After counting the lines below that hold the word "this", reply with the count and nothing else.

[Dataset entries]

════

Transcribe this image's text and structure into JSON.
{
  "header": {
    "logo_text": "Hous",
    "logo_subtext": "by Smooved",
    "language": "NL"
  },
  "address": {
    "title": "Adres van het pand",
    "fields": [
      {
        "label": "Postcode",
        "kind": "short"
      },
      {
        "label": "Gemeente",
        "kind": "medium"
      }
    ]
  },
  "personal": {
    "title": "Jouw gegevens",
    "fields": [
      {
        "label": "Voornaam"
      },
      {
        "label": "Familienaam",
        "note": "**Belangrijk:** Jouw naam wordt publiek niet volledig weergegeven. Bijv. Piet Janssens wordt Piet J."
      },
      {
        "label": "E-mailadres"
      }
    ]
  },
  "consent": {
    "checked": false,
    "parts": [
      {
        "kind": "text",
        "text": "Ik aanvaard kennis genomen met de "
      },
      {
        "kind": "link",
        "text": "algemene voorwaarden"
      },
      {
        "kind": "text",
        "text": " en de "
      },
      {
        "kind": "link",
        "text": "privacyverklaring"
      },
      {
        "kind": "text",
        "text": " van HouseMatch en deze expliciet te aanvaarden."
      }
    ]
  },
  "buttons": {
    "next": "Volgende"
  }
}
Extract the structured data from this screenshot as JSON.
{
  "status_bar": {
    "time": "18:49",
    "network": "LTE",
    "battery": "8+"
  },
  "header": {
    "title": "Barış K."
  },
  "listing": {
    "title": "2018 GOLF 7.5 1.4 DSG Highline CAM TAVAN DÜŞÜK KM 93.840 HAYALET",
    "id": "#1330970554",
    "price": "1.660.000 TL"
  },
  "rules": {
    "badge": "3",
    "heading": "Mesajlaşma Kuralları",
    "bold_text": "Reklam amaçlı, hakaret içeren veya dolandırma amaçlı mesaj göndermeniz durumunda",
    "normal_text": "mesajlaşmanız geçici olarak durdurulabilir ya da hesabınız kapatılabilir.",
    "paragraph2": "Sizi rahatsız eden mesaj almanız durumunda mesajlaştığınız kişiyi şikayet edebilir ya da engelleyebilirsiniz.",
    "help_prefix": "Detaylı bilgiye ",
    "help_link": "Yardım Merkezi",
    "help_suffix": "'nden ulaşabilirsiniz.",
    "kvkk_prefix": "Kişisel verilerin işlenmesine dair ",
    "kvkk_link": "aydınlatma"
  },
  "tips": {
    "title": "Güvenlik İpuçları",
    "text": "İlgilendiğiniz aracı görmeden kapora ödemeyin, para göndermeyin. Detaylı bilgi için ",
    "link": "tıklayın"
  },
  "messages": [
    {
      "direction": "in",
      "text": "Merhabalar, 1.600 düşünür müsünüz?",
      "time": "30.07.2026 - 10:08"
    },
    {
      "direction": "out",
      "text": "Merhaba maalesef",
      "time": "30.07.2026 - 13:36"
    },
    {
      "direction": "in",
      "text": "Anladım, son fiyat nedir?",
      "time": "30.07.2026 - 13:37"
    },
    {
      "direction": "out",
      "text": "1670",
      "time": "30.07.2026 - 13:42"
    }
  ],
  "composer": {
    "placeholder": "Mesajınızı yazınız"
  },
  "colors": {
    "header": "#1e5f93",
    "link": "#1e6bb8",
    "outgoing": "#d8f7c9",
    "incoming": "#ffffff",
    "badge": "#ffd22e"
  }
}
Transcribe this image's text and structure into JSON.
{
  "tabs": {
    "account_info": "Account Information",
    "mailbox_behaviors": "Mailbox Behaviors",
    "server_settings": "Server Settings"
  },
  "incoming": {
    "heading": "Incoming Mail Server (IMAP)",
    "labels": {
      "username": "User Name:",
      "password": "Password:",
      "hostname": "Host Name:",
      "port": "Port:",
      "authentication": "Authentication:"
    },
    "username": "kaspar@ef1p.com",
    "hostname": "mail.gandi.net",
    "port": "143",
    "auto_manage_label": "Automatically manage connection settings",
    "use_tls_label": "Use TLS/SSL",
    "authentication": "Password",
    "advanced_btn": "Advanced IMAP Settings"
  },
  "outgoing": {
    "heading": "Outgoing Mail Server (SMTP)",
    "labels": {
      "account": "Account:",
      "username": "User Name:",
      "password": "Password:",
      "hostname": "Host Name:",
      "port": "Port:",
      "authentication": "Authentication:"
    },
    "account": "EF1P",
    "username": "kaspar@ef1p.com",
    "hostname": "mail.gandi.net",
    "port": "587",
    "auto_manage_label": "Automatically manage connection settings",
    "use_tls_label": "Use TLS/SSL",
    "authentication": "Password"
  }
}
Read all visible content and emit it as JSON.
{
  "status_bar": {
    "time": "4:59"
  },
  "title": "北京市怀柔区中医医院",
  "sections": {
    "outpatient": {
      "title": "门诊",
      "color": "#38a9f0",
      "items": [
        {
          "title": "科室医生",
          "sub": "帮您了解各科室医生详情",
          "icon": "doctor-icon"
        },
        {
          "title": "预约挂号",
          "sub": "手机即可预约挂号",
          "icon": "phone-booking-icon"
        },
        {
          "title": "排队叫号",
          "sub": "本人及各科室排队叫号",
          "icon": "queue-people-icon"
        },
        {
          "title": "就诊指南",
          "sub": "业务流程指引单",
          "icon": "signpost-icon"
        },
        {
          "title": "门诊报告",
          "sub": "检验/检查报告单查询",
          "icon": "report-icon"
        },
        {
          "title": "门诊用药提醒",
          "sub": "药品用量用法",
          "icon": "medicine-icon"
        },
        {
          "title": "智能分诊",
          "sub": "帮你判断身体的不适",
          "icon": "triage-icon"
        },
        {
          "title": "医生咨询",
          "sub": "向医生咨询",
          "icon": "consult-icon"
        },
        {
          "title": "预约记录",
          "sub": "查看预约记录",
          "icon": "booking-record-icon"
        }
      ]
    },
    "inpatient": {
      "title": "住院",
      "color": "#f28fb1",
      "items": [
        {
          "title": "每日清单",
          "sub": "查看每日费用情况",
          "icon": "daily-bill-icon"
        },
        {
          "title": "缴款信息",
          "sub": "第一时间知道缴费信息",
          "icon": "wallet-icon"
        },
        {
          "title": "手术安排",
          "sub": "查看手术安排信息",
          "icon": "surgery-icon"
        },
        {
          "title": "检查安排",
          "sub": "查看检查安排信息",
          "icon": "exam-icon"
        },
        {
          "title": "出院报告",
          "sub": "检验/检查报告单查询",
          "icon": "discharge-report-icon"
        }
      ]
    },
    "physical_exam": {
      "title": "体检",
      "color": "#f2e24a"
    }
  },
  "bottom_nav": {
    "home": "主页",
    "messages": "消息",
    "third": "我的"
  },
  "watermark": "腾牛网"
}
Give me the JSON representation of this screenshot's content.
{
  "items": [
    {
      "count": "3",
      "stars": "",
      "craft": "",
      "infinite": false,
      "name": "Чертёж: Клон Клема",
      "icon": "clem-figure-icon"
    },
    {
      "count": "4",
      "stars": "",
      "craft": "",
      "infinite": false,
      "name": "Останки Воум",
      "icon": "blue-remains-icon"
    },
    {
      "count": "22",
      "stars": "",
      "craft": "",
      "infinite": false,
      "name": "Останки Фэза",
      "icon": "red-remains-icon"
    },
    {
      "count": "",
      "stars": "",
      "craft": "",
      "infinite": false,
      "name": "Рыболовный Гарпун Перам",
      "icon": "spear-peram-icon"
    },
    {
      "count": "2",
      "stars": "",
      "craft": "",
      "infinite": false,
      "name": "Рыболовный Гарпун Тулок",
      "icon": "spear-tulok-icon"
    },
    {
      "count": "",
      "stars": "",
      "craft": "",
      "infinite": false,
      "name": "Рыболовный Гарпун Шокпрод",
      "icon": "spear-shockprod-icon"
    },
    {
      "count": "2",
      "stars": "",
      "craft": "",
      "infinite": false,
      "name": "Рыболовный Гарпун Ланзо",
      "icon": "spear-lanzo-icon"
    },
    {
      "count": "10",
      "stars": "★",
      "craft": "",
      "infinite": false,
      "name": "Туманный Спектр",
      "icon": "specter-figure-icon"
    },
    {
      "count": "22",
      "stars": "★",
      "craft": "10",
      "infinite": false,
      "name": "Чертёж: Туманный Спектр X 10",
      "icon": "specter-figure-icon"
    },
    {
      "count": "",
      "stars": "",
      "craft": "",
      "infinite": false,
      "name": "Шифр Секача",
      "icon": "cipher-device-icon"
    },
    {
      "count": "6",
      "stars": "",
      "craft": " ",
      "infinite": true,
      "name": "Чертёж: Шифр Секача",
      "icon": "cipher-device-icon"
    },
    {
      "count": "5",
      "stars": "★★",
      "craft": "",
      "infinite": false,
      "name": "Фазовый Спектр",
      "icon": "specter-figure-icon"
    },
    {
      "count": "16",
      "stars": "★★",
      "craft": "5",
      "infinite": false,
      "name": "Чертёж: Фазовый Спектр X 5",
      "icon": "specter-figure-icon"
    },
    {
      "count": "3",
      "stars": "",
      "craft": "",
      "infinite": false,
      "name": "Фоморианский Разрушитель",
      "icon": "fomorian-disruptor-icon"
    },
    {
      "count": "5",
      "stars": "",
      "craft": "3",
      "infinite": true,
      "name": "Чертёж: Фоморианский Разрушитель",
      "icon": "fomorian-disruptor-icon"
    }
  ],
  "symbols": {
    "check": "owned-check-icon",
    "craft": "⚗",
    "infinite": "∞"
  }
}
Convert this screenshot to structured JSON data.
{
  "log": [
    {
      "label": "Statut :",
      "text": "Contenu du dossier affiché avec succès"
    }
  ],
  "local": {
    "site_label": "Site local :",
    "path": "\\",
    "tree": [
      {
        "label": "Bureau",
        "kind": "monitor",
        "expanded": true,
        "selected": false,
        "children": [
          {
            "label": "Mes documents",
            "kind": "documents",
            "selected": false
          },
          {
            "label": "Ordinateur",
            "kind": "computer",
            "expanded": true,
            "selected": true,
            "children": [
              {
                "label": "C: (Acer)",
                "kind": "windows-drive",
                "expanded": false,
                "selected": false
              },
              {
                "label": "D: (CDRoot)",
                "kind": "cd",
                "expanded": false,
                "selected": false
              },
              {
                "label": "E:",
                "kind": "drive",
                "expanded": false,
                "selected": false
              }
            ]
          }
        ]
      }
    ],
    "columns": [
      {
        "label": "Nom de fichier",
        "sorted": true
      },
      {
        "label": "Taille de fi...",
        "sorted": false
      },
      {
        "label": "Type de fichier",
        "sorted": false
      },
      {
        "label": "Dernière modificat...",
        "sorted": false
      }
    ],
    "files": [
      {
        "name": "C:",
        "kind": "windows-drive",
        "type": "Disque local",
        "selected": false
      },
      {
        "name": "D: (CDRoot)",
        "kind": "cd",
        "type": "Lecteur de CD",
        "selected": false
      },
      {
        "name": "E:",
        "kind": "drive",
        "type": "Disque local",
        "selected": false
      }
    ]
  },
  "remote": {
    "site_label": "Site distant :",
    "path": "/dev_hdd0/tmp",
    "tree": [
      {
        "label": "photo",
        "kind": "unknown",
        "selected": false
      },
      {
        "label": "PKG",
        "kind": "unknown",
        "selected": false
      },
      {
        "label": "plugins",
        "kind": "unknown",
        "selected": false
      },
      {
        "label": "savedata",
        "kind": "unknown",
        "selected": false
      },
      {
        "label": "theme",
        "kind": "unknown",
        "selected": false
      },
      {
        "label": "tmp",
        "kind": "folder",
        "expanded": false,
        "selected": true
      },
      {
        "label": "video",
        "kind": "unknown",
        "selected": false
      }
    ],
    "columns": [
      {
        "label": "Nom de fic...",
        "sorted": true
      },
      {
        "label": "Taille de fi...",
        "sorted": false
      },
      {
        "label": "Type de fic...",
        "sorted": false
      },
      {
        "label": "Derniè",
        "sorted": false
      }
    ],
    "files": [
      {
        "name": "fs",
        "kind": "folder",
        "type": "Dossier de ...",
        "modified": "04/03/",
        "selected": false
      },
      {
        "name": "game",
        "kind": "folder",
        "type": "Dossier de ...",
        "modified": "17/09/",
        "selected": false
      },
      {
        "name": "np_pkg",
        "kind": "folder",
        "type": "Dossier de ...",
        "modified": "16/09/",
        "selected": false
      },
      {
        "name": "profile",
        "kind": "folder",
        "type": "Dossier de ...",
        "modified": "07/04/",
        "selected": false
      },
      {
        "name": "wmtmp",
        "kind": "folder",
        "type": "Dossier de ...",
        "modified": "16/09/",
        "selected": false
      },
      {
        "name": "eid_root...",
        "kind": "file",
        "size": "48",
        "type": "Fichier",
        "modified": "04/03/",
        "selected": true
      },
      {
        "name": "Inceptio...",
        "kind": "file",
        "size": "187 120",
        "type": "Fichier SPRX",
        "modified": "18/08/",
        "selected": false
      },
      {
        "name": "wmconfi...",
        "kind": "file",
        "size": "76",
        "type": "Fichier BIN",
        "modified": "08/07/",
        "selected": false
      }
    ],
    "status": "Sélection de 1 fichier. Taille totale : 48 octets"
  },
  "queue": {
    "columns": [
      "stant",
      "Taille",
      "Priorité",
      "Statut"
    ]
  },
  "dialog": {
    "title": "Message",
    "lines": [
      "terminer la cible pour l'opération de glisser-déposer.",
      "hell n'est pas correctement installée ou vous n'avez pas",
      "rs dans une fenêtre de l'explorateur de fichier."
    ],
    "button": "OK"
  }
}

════

■ **SOLUTION**
5